]. Interestingly, we have observed a decline in IgG levels in the period between day 7 and day 28 post-vaccination in some participants in our study, mostly those who received Pfizer/BioNTech in homologous regimen. Although we are not able to explain this observation, it is worth mentioning that, in addition to the administration of homologous vaccines, the decrease in IgG values was also associated with confirmed COVID-19 infections and adverse events after the second dose.
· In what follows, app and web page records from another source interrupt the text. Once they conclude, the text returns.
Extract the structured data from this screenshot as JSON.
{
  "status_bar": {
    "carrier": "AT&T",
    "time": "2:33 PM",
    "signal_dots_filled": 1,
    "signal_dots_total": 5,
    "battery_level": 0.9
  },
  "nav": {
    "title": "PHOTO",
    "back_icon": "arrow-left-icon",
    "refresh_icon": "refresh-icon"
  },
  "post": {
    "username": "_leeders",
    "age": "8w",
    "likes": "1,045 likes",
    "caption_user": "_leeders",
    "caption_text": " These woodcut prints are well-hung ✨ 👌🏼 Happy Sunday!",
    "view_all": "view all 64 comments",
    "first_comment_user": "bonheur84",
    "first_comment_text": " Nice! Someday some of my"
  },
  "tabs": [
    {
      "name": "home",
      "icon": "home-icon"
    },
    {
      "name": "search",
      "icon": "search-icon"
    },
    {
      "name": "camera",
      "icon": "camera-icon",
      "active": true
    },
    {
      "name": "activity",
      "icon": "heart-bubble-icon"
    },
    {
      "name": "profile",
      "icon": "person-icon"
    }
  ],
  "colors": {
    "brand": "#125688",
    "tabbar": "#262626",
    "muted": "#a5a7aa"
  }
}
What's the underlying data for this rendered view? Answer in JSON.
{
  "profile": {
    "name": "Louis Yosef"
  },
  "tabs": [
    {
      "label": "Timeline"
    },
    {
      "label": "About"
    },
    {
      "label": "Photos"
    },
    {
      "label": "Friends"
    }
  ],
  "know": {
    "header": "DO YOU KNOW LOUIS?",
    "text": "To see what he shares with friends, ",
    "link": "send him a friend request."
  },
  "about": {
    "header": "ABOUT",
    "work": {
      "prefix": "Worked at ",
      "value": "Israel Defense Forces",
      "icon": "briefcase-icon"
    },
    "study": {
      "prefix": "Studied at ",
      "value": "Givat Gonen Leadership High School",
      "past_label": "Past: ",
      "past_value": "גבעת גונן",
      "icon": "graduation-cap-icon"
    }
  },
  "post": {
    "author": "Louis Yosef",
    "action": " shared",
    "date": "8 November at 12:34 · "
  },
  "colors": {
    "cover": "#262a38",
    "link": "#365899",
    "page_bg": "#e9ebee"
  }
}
Concerning the safety, the results of our study indicate that the frequency and severity of adverse events after receiving a booster dose of COVID-19 vaccine is neither higher nor different from the adverse events that occurred during the primary vaccination. In our cohort, female gender and the homologous booster dose of the COVID-19 vaccine were predictors of more intense local adverse events, and previous COVID-19 infection and adverse events after the second dose of the COVID-19 vaccine were predictors of more intense systemic adverse events notified within 7 days. Older age and the Sinopharm BBIBP-CorV vaccine used as a third dose were predictors of less intense local adverse events within 7 days. Our results are consistent with the previous studies which examined the frequency of adverse reactions to combinations of different vaccine types. These studies have shown that the adverse reactions are more common after the Pfizer-BioNTech and AstraZeneca vaccine compared to inactivated vaccines and are generally mild to moderate in severity [15
]. It has also been noticed that the frequency of adverse events after the vaccine against COVID-19 is higher among convalescents [34
]. Additionally, the occurrence of side effects is more common in those who experienced side effects when receiving the previous dose of the COVID-19 vaccine [34
In our study, adverse events observed after receiving any of the three COVID-19 vaccines (Pfizer/BioNTech, Sputnik V and Sinopharm BBIBP-CorV) were mild to moderate. In general, the incidence and severity of adverse events after inactivated vaccines are the lowest compared to those that follow the administration of mRNA or vector vaccines [34
]. Pain at the site of vaccine injection and fatigue were the most reported local and systemic adverse events for all COVID-19 vaccines [17
]. The fever is more often reported after receiving the Sputnik V vaccine [35
]. In our study, it was noticed that the reactogenicity of the third dose did not differ significantly from the reactogenicity after the previous two doses, regardless of the type of vaccine applied, in accordance with the data from the literature [17
Our study is the first one in Serbia which evaluated the immunogenicity and safety of administration of the booster dose and is one of the rare studies that assessed heterologous regimens that included the Pfizer/BioNTech, Sputnik V and Sinopharm BBIBP-CorV vaccines. However, this study has several limitations. It included a limited number of respondents due to the funding restraints. Therefore, we did not manage to recruit enough subjects to have equal distribution between the groups. Moreover, limited quantities of the Sputnik V vaccine were available for booster administration during the study implementation resulting in a small number of subjects receiving that vaccine as a booster, despite the interest among the participants. As a result, we cannot draw any firm conclusions about the effects of the Sputnik V vaccines used as a booster. Thus, a larger sample size is needed to explore these, and other factors associated with immune response and adverse events following immunization. Despite its limitations, our study provided baseline data about the safety and immunogenicity of mix and match strategies of the COVID-19 booster immunization in Serbia.